Recognizing The Service Of Our Veterans Through ‘Honor Flight’
Our veterans have given so much to this nation, and I truly believe we should do all we can to honor their sacrifice and thank them for their incredible service.
Starting June 6, West Virginians will have a new way to do just that. That’s when West Virginia’s “Always Free Honor Flight” is making its inaugural trip to Washington, D.C. The next Honor Flight will take place in October, and if you or someone you know served in World War II, the Korean War, or the Vietnam War, I encourage you to register for this wonderful – and cost-free – event.
“Always Free Honor Flight” was started in West Virginia by The Denver Foundation and Little Buddy Radio located in Princeton. The overarching Honor Flight Network is an idea that started with Earl Morse, a physician assistant and retired Air Force Captain who wanted to honor the veterans he had cared for over 27 years. After he retired from the Air Force in 1998, Earl went to work for the Department of Veterans Affairs in a small clinic in Springfield, Ohio.
In the meantime, the World War II Memorial was being completed in Washington, D.C. In May of 2004, the memorial was dedicated to the troops who made the ultimate sacrifice. According to the Honor Flight Network, Earl asked the veterans he was treating at the clinic if they would ever be able to travel to Washington to visit their memorial. While most told him they believed they would, Earl eventually found that it was not financially or physically possible for many of these veterans to make the trip a reality. So he took it upon himself to make it happen.
Earl was also a private pilot. He started what would become the Honor Flight Network by asking one of his patients, a World War II veteran, if Earl could personally fly him out to D.C. to see the World War II Memorial. A free trip for one patient led to another, and Earl quickly realized that, with the help of other pilots, he could do something very special for the nation’s World War II veterans. He asked for assistance from other pilots, assuring the veterans that they would not be required to pay a dime, and that the pilots would personally escort the veterans around D.C. for an entire day.
The first flight took place in May 2005, and by the end of that year, Honor Flight had taken 137 World War II veterans to visit the World War II Memorial. The Honor Flight Network has expanded to cities and states around the country, and in 2011, the network transported 18,055 veterans to see their memorials at no cost to the veterans.
Now, for the first time, West Virginia’s veterans will have the tremendous opportunity to participate in an Honor Flight. On June 06, the very first Honor Flight will leave from West Virginia. The trip is scheduled to leave from the Princeton Walmart at 2:45 AM, and return that evening after visiting the World War II Memorial, the Vietnam War Memorial Wall and the Korean War Memorial. I am so pleased that I will be able to greet these veterans when they arrive in Washington.

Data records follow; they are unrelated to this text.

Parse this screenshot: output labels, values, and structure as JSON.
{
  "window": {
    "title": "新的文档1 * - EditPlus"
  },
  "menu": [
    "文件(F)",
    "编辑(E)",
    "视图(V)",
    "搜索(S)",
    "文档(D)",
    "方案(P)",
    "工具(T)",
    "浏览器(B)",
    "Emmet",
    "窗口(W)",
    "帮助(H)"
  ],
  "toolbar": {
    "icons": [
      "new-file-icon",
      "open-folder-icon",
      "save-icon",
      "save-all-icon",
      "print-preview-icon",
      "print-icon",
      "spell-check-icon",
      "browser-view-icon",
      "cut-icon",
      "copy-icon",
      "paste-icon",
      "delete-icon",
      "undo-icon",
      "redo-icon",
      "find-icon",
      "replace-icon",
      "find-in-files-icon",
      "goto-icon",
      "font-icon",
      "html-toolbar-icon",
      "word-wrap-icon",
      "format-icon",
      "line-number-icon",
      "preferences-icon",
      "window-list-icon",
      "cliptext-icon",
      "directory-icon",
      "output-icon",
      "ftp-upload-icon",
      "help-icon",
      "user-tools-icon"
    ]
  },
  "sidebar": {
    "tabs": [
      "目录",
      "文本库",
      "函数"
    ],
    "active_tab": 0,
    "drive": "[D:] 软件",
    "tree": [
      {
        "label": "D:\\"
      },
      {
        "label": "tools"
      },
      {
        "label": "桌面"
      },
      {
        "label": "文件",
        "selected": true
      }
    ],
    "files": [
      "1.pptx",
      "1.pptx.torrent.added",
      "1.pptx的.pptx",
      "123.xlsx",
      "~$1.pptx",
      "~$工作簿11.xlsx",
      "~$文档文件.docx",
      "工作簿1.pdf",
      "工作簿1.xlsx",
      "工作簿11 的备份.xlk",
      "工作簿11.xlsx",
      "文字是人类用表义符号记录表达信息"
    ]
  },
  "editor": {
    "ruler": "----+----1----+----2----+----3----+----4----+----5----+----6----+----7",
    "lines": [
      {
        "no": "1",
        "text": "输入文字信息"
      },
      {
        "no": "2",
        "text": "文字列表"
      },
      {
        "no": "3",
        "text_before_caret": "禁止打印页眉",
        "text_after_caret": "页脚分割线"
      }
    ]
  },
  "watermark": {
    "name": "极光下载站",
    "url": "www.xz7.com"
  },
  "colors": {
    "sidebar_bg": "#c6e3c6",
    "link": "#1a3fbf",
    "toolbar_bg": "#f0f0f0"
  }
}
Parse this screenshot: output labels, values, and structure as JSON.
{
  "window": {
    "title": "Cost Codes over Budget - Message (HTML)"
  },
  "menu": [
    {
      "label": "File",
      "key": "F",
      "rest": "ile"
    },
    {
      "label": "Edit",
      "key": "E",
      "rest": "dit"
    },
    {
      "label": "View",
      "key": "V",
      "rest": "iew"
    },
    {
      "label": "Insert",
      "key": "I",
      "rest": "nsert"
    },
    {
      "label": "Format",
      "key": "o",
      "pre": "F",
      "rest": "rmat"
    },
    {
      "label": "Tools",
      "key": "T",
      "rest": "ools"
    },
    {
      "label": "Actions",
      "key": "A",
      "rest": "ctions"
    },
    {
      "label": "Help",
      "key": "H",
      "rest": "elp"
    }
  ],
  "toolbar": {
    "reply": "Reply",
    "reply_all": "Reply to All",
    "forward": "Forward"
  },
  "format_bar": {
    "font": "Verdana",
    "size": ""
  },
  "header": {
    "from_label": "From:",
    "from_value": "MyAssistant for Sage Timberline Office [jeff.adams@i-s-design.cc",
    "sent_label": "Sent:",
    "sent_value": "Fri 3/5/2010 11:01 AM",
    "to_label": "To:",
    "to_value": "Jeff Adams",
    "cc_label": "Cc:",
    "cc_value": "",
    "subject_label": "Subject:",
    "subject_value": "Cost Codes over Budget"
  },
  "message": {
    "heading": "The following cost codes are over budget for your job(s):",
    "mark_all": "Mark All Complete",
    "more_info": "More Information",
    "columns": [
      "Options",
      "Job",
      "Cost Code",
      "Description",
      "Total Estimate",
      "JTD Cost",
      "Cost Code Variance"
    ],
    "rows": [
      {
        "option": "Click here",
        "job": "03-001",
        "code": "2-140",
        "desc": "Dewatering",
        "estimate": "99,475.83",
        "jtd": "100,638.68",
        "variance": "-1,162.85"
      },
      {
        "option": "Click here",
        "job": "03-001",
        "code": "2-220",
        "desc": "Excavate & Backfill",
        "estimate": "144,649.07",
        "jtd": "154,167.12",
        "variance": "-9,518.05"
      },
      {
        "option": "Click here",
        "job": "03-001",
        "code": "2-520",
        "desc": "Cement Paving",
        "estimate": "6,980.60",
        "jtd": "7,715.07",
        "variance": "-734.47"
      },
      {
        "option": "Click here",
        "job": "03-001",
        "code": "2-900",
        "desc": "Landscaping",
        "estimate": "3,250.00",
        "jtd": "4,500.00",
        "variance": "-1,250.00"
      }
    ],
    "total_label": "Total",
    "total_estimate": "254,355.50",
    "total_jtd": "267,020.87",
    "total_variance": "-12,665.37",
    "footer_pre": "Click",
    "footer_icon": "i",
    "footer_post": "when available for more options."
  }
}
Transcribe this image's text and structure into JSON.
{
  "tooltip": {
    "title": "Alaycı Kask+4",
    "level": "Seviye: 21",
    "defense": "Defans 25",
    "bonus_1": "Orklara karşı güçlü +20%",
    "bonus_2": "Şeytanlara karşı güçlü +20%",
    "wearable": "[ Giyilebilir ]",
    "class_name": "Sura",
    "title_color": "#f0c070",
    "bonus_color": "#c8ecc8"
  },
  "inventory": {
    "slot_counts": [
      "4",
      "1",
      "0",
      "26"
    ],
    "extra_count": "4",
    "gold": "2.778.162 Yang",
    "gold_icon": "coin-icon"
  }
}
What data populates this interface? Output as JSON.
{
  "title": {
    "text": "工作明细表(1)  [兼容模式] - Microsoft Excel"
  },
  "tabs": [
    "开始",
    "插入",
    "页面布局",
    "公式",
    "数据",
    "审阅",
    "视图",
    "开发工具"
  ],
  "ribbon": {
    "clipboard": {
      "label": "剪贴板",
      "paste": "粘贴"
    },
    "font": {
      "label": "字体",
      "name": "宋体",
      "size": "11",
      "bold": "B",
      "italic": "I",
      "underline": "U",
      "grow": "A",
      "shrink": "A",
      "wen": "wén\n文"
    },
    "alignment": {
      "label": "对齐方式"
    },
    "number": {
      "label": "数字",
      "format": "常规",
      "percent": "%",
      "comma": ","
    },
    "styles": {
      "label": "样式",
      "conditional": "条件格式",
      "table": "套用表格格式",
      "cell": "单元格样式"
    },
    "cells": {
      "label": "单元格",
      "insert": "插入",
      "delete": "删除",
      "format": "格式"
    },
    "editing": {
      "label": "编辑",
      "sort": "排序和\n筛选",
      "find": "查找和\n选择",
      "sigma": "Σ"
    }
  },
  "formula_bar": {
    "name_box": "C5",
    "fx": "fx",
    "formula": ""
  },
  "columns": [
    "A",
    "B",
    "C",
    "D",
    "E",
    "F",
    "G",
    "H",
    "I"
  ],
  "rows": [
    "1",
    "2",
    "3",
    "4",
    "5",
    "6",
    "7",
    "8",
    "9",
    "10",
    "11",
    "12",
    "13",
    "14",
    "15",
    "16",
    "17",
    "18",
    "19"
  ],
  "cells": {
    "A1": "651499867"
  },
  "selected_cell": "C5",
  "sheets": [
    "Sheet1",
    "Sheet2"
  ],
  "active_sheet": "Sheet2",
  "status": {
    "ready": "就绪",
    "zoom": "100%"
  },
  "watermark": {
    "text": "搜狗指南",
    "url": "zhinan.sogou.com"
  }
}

I know that the communities around Princeton and Bluefield have worked very hard to establish our state’s first and only Honor Flight, and I want to thank them for their efforts. This is just one way that West Virginia can say ‘thank you’ for your service and your sacrifice.
There is no cost for veterans to participate, though if you are planning to escort a veteran, the cost is $125. If you would like additional information, you should call Little Buddy Radio at 304-425-8660.
I hope that all of West Virginia’s World War II, Korean War and Vietnam War veterans will take this opportunity to visit the memorials in Washington that are dedicated to your service. May God bless you, and may God bless the great state of West Virginia.